*Entries taken from a collection*
__________________________________________________
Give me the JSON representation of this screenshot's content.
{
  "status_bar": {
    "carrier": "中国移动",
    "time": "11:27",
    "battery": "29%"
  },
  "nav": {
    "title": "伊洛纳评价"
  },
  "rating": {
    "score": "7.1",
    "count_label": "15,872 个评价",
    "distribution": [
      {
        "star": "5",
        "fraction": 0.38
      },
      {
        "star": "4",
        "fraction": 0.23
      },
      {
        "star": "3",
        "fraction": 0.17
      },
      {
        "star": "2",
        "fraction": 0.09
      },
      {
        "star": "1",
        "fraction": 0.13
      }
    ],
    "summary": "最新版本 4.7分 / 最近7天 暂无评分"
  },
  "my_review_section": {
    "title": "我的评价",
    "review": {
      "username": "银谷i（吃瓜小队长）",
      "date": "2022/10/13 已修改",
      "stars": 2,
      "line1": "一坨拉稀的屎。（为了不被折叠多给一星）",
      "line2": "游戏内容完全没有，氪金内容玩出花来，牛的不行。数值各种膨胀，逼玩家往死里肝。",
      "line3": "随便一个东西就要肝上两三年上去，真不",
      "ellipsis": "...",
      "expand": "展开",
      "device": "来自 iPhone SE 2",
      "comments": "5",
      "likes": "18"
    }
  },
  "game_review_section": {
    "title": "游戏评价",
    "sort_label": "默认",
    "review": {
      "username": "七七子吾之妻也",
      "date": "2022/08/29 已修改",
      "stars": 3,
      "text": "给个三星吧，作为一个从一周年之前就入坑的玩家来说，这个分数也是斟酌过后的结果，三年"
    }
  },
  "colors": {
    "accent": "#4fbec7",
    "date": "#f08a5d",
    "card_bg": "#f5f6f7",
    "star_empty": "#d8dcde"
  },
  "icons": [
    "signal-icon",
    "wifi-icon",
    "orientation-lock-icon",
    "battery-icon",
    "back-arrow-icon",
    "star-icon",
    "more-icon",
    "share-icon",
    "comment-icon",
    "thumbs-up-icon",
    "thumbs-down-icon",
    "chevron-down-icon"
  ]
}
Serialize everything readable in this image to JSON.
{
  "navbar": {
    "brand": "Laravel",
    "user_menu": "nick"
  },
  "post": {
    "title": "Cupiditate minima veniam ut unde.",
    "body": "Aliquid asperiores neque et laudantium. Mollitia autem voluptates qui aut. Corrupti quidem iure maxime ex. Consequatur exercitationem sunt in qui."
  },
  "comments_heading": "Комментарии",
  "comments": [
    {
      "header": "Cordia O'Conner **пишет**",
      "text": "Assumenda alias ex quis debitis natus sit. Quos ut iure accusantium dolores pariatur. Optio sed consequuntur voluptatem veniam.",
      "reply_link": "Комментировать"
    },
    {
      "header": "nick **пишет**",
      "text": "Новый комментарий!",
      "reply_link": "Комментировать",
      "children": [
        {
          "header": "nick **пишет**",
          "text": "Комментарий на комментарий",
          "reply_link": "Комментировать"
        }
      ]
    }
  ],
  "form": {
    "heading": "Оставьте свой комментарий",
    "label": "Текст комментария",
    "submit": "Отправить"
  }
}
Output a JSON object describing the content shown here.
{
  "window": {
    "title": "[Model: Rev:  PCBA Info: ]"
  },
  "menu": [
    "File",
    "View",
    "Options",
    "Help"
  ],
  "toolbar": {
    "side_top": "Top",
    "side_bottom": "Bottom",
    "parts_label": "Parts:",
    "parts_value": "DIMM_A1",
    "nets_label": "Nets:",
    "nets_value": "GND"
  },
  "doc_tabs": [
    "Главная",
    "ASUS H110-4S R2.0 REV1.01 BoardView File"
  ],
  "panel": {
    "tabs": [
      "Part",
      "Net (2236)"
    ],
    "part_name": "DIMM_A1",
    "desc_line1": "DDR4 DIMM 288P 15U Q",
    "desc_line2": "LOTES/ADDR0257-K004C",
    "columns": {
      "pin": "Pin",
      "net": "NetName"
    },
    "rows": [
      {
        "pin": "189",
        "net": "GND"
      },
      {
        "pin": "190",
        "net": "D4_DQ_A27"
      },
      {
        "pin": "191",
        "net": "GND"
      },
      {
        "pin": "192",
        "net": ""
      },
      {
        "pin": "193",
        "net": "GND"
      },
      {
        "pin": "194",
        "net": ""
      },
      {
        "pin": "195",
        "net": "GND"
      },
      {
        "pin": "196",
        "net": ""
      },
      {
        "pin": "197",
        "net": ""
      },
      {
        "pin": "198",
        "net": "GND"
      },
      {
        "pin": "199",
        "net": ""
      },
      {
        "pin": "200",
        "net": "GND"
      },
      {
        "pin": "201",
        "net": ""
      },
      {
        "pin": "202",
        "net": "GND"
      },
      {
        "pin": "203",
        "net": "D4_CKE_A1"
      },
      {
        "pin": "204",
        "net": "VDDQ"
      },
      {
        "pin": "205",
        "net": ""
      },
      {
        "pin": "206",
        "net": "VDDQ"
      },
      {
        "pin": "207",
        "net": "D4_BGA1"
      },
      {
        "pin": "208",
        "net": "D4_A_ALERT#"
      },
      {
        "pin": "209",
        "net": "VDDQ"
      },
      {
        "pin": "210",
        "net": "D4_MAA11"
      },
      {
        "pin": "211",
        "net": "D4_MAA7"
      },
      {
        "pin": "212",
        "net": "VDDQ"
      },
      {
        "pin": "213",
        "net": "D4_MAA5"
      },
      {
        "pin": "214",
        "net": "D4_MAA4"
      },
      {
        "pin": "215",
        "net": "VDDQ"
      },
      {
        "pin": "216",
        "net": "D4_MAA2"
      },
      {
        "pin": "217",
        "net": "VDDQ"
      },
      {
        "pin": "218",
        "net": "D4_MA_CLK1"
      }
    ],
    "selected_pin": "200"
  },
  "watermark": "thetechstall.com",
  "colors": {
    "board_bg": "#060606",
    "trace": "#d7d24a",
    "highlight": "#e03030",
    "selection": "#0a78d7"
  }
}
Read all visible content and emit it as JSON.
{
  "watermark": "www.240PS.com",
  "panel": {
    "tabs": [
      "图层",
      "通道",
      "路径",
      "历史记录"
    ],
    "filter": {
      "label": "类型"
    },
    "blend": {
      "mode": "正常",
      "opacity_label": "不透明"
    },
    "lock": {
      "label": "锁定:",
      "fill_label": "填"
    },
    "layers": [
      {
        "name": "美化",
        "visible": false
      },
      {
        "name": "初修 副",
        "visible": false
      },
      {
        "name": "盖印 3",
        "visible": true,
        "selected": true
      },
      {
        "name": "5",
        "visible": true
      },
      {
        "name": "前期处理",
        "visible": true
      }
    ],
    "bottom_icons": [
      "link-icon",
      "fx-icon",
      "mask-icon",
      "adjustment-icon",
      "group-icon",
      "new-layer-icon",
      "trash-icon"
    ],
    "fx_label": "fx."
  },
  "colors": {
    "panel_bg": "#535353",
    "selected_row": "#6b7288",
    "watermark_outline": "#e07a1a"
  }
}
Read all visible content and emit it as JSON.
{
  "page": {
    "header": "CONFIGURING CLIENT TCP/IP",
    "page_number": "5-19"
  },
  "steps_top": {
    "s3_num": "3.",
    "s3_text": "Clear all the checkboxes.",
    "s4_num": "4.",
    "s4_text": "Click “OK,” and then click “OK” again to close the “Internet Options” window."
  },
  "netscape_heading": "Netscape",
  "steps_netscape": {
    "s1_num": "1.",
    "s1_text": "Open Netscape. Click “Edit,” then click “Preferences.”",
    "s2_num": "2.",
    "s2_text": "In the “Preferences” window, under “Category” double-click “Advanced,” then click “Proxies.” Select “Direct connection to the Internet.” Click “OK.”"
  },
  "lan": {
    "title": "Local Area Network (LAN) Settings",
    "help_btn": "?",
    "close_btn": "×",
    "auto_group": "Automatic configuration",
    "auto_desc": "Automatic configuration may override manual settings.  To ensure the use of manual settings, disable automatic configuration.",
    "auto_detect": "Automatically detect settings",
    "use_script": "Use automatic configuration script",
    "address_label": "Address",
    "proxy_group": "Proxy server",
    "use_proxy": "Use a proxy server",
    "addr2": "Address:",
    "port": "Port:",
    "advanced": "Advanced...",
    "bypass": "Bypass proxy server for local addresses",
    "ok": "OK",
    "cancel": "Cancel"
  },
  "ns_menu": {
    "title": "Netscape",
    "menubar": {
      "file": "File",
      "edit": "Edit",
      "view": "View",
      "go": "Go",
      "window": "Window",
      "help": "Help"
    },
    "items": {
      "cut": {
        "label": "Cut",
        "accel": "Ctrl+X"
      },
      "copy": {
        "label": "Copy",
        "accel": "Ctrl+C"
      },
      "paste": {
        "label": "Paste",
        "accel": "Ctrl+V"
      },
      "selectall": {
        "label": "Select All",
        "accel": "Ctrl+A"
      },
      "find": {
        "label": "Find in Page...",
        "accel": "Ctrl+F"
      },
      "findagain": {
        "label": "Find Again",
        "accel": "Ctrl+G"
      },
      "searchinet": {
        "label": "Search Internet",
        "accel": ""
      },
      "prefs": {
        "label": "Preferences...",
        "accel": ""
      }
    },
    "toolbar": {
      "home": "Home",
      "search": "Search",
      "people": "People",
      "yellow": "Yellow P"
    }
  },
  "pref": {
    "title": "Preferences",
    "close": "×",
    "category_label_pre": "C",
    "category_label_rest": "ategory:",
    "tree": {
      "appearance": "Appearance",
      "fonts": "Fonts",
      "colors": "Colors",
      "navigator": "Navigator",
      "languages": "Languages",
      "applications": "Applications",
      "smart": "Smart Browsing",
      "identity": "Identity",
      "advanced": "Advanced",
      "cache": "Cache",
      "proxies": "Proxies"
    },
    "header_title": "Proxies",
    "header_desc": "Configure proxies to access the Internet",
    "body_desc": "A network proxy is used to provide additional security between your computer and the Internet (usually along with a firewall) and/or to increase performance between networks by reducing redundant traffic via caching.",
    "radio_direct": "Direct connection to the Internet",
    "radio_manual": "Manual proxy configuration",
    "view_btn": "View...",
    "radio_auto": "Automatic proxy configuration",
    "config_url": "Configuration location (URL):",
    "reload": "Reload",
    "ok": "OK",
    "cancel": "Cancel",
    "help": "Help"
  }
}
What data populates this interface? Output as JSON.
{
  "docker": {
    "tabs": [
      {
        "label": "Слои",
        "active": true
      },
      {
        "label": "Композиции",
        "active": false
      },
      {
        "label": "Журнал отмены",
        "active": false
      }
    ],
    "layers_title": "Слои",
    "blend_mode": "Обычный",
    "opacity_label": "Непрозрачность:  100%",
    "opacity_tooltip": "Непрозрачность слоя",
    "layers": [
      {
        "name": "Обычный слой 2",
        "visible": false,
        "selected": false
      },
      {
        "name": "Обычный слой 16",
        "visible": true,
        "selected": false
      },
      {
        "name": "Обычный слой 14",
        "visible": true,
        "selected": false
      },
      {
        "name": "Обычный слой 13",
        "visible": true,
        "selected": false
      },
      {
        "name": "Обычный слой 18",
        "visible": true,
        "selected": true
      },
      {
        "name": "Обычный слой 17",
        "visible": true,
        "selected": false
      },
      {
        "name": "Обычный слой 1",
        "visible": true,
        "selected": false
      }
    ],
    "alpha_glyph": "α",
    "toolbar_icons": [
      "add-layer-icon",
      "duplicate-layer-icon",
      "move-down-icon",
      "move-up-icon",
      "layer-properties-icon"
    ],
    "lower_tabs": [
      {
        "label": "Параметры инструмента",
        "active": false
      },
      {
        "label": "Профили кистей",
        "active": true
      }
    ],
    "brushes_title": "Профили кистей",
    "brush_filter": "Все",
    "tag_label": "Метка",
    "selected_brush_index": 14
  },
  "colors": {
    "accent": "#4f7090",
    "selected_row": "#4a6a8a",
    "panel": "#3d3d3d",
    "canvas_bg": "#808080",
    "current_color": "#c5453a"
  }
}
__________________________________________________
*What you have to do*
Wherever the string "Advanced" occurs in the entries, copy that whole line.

*Exercise result*
    "s2_text": "In the “Preferences” window, under “Category” double-click “Advanced,” then click “Proxies.” Select “Direct connection to the Internet.” Click “OK.”"
    "advanced": "Advanced...",
      "advanced": "Advanced",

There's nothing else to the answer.